Saved entries:

****************************************

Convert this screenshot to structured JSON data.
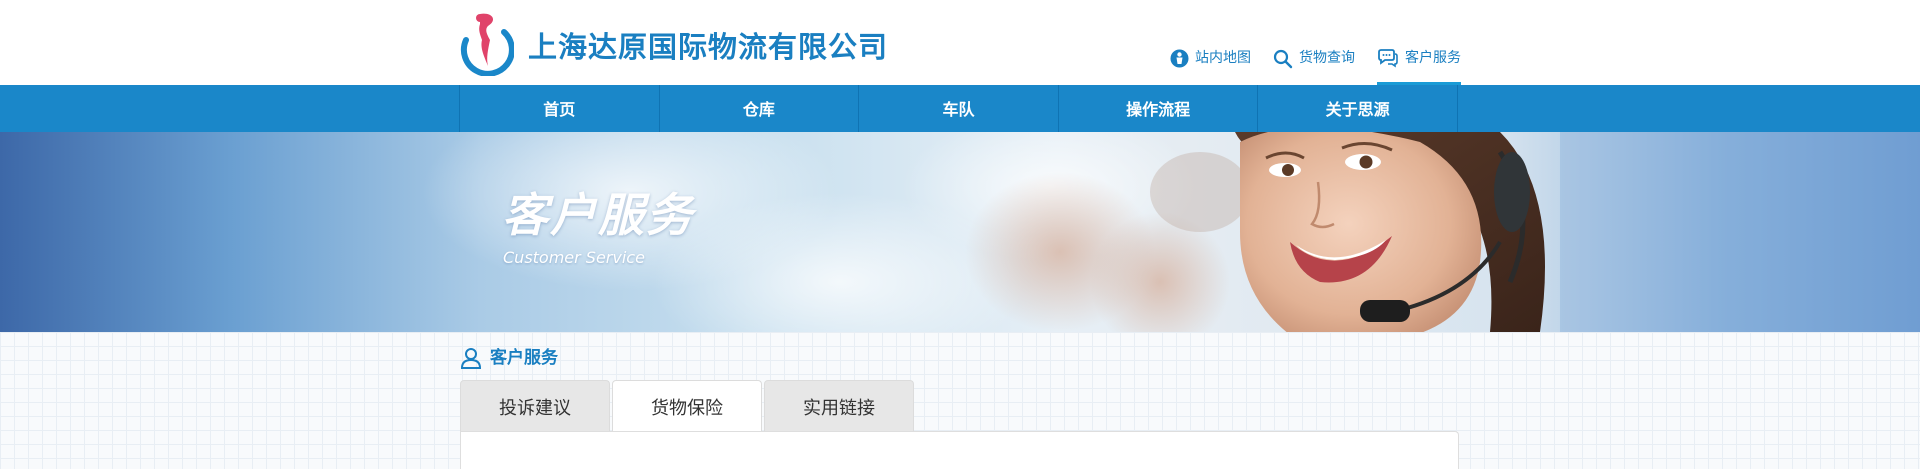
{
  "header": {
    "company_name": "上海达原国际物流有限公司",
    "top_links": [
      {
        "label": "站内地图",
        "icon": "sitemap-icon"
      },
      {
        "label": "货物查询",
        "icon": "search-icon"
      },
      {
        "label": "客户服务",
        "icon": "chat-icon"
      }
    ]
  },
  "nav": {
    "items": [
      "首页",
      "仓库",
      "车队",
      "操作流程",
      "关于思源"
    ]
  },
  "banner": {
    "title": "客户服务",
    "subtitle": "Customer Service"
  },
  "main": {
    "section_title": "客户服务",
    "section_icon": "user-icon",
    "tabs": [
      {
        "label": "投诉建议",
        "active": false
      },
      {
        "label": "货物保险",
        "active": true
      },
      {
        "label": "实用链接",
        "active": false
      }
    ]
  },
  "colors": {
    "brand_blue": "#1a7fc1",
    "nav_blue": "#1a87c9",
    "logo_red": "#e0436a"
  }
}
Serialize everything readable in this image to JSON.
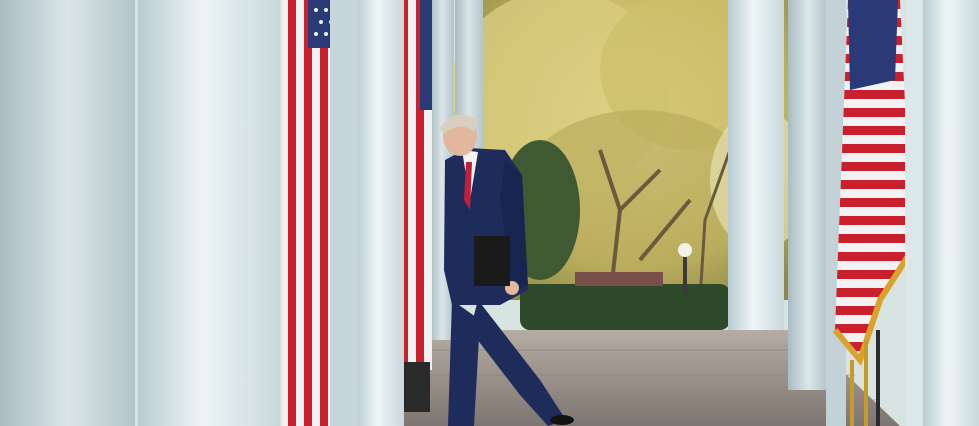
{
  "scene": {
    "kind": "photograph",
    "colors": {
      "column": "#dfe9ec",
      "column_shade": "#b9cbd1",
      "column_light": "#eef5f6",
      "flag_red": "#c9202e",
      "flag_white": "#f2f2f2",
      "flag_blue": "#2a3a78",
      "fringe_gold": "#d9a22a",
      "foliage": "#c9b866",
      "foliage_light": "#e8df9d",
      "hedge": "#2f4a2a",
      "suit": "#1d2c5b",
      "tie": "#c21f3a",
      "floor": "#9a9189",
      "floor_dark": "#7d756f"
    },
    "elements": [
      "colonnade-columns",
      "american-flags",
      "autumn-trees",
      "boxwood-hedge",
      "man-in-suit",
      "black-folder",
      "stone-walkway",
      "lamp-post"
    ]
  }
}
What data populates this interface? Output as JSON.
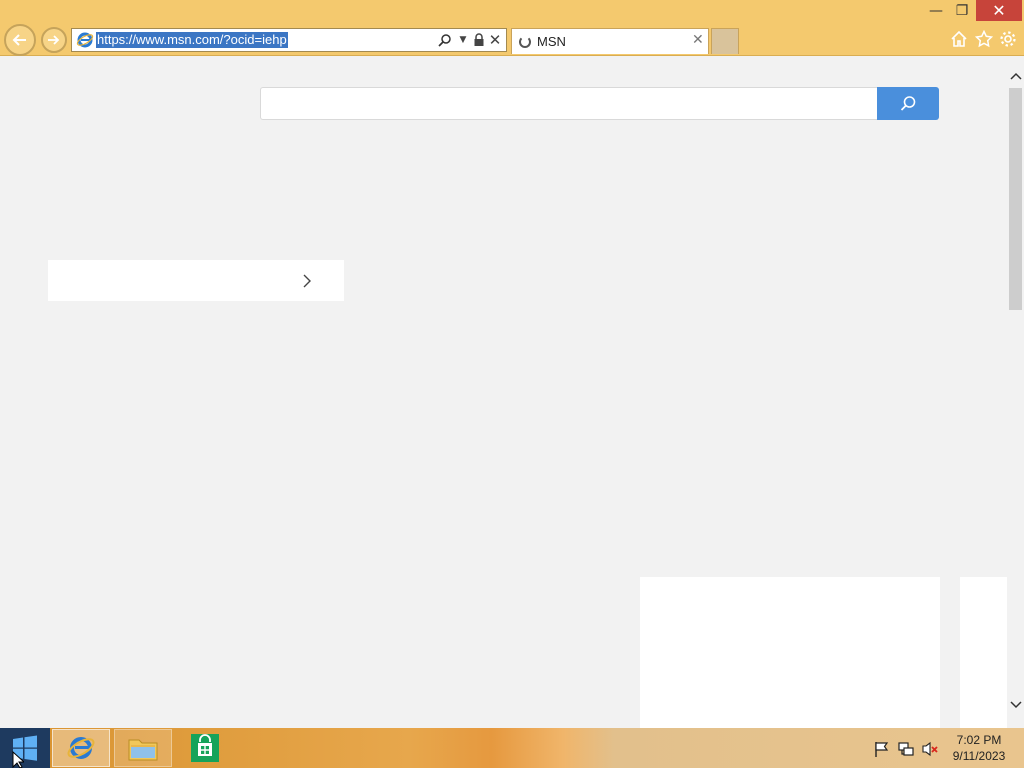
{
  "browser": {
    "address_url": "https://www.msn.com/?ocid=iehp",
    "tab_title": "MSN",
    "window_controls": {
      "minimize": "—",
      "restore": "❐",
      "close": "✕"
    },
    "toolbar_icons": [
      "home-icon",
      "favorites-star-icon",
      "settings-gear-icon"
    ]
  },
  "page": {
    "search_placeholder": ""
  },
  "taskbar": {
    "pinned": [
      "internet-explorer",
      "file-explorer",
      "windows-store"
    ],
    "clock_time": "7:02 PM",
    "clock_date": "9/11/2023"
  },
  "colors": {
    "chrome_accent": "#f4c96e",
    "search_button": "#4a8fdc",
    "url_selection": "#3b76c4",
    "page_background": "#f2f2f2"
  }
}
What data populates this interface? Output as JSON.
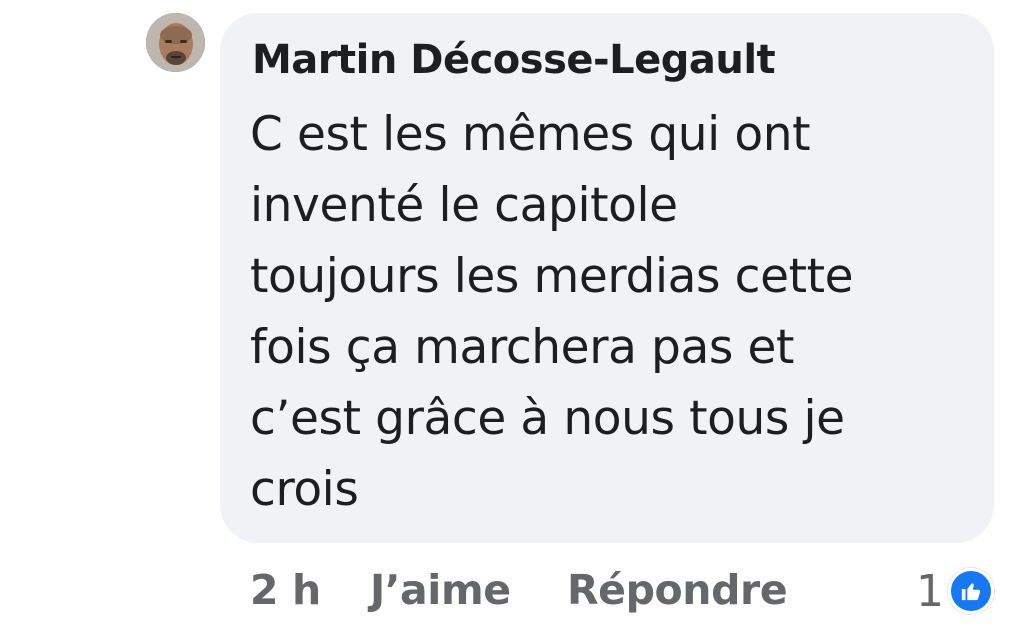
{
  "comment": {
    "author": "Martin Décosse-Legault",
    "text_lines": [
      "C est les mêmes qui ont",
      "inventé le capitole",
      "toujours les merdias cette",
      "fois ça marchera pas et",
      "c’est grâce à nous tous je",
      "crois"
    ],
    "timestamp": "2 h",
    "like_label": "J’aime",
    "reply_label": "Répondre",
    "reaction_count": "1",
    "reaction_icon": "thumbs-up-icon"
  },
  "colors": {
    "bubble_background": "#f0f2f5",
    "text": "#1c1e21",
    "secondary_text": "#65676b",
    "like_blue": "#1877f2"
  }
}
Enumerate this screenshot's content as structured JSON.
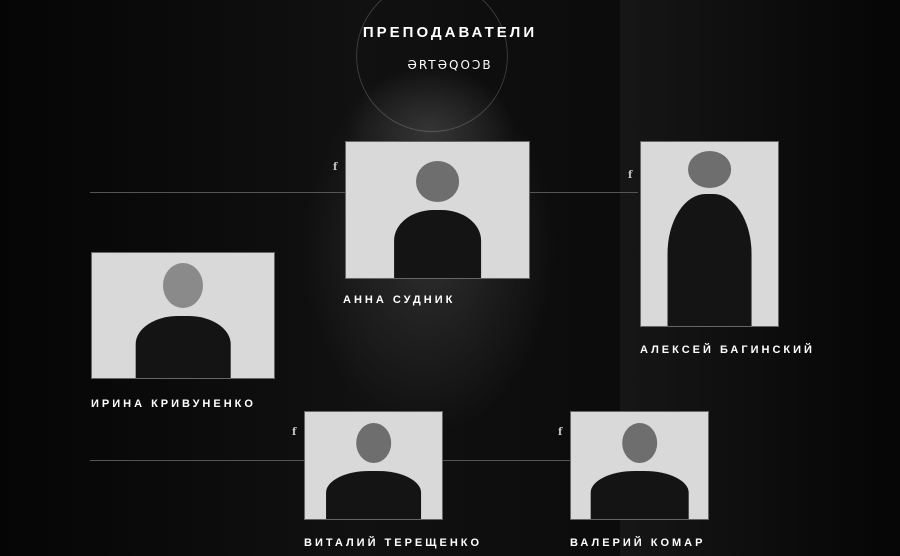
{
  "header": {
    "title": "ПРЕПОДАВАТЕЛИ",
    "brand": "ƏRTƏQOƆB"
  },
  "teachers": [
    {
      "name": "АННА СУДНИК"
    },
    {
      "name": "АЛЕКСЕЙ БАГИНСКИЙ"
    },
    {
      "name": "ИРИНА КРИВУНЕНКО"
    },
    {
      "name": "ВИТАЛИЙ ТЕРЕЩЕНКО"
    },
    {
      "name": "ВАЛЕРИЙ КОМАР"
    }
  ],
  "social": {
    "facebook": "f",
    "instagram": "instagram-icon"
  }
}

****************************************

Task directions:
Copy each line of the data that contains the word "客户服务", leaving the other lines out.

Expected answer:
        "label": "客户服务",
    "title": "客户服务",
    "section_title": "客户服务",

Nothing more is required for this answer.